ZUCKOFF: Scientists traced the crisis back to 2017, when an April Fool's Day storm cut a channel through one of the sandbars that acts as a barrier beach.

MARK BORRELLI: Unfortunately, that flow that's going through there is just ripping that sand away from the area.

ZUCKOFF: Mark Borrelli, a coastal geologist at the Center for Coastal Studies on Cape Cod, says the problem will most likely be exacerbated by climate change. More intense storms and rising sea levels will make the ocean slam higher, harder and longer into the soft bluffs.

BORRELLI: In the 20th century, we've had about a foot of sea level rise. Well, that's going to be what we're going to see per decade if the worst-case scenario happens. It's not going to be linear, right? You're not going to see a foot every decade, but it's going to go up. It's going to have that exponential curve. So when it starts to happen - and it's already starting a little bit - it's going to get faster.

ZUCKOFF: With that threat looming, the weather station isn't the only endangered structure at the refuge. Soon, McGourty says, a boatyard, shed and dormitory for seasonal fish and wildlife workers will be in harm's way, too.

MCGOURTY: And I'll be, actually, in the next few months, laying a line of flags - basically, a line in the sand, literally - that says, once bluff erosion reaches this point, that triggers that this building will have to be removed.

ZUCKOFF: Beyond the weather station and the refuge, the impacts of rapid erosion are causing fears for the wider community, where dozens of homes sit above the same shifting sands. The National Weather Service is already looking for a new location to launch its balloons, ideally somewhere that won't be at risk of falling into the ocean anytime soon.

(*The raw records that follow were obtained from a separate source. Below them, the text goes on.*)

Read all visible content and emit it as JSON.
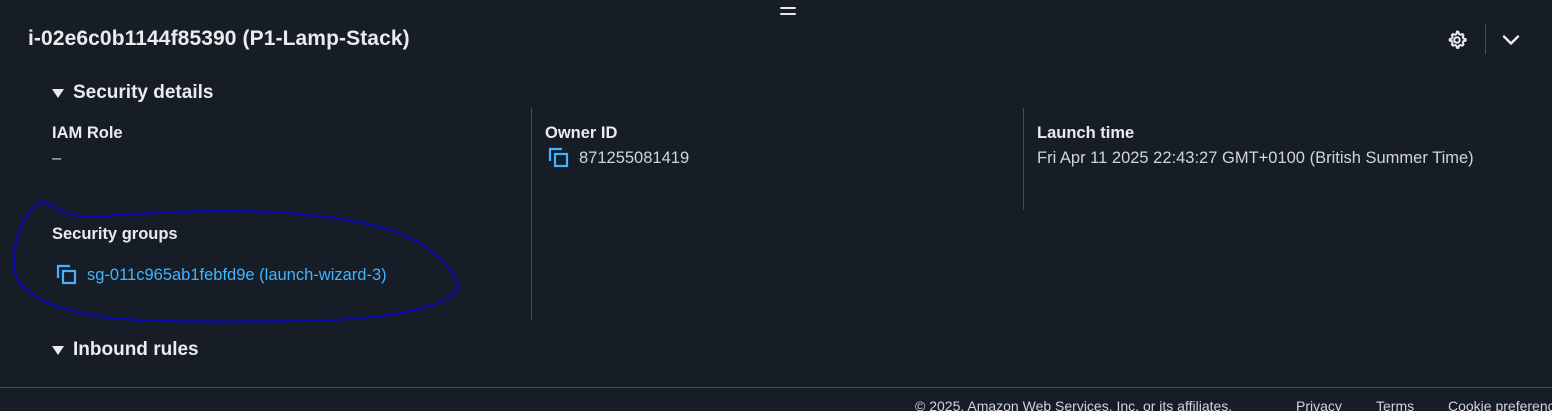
{
  "panel": {
    "title": "i-02e6c0b1144f85390 (P1-Lamp-Stack)"
  },
  "sections": {
    "security_details": "Security details",
    "inbound_rules": "Inbound rules"
  },
  "security": {
    "iam_role_label": "IAM Role",
    "iam_role_value": "–",
    "owner_id_label": "Owner ID",
    "owner_id_value": "871255081419",
    "launch_time_label": "Launch time",
    "launch_time_value": "Fri Apr 11 2025 22:43:27 GMT+0100 (British Summer Time)",
    "security_groups_label": "Security groups",
    "security_group_link": "sg-011c965ab1febfd9e (launch-wizard-3)"
  },
  "footer": {
    "copyright": "© 2025, Amazon Web Services, Inc. or its affiliates.",
    "privacy": "Privacy",
    "terms": "Terms",
    "cookies": "Cookie preferences"
  },
  "icons": {
    "settings": "gear-icon",
    "collapse": "chevron-down-icon",
    "copy": "copy-icon",
    "expand": "caret-down-icon",
    "resize": "drag-handle-icon"
  },
  "colors": {
    "background": "#161d26",
    "link": "#42b4ff",
    "annotation": "#0b0bb0"
  }
}
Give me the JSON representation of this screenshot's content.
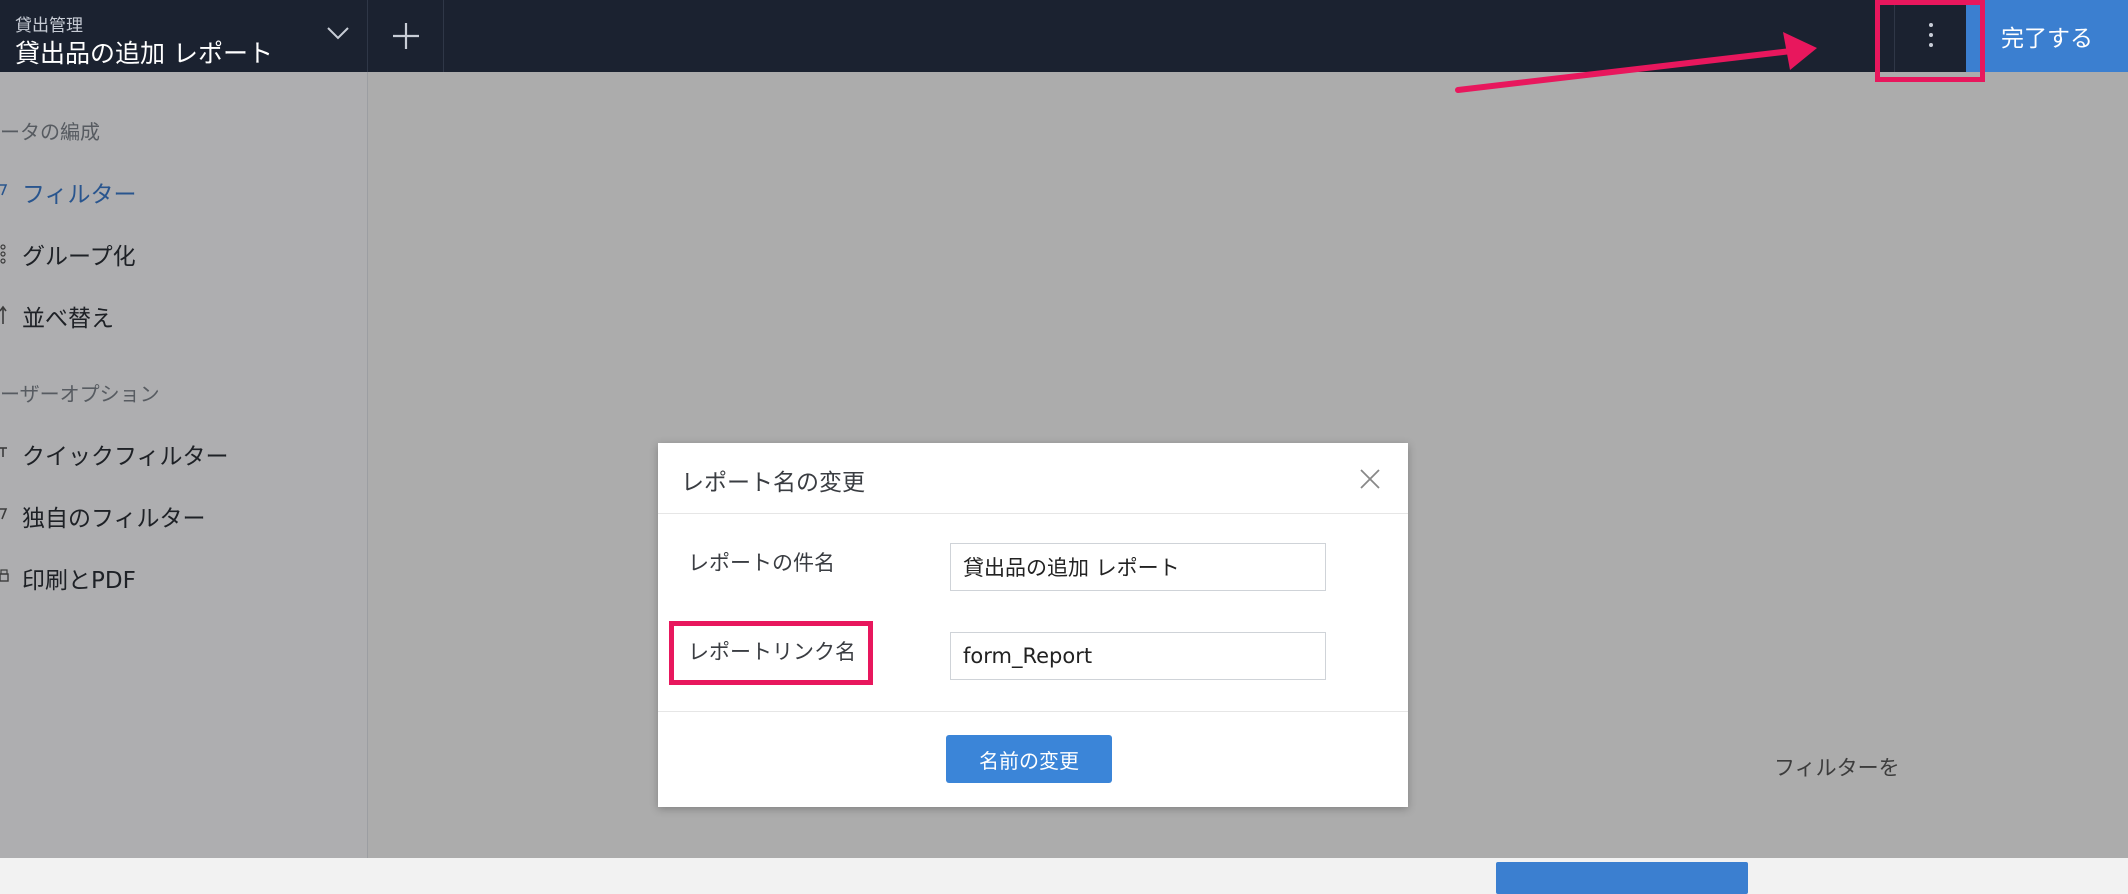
{
  "topbar": {
    "app_name": "貸出管理",
    "report_title": "貸出品の追加 レポート",
    "done_label": "完了する",
    "icons": {
      "chevron": "chevron-down-icon",
      "add": "plus-icon",
      "more": "more-vertical-icon"
    }
  },
  "sidebar": {
    "section_data": "ータの編成",
    "data_items": [
      {
        "label": "フィルター",
        "icon": "filter-icon",
        "active": true
      },
      {
        "label": "グループ化",
        "icon": "group-icon"
      },
      {
        "label": "並べ替え",
        "icon": "sort-icon"
      }
    ],
    "section_user": "ーザーオプション",
    "user_items": [
      {
        "label": "クイックフィルター",
        "icon": "quick-filter-icon"
      },
      {
        "label": "独自のフィルター",
        "icon": "custom-filter-icon"
      },
      {
        "label": "印刷とPDF",
        "icon": "print-icon"
      }
    ]
  },
  "background": {
    "hint_text": "フィルターを"
  },
  "dialog": {
    "title": "レポート名の変更",
    "subject_label": "レポートの件名",
    "subject_value": "貸出品の追加 レポート",
    "link_label": "レポートリンク名",
    "link_value": "form_Report",
    "rename_button": "名前の変更"
  },
  "annotation": {
    "color": "#e8175d"
  },
  "colors": {
    "topbar": "#1b2230",
    "accent": "#3b7fd0",
    "active_link": "#3a78c8"
  }
}
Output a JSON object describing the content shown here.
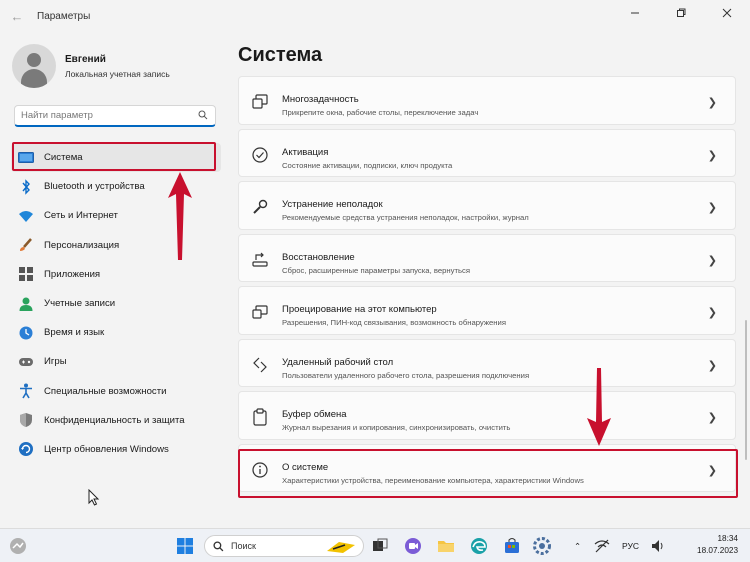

For NPR News, I'm Eve Zuckoff in Chatham, Mass.

(SOUNDBITE OF MAC DEMARCO SONG, "MY KIND OF WOMAN") Transcript provided by NPR, Copyright NPR.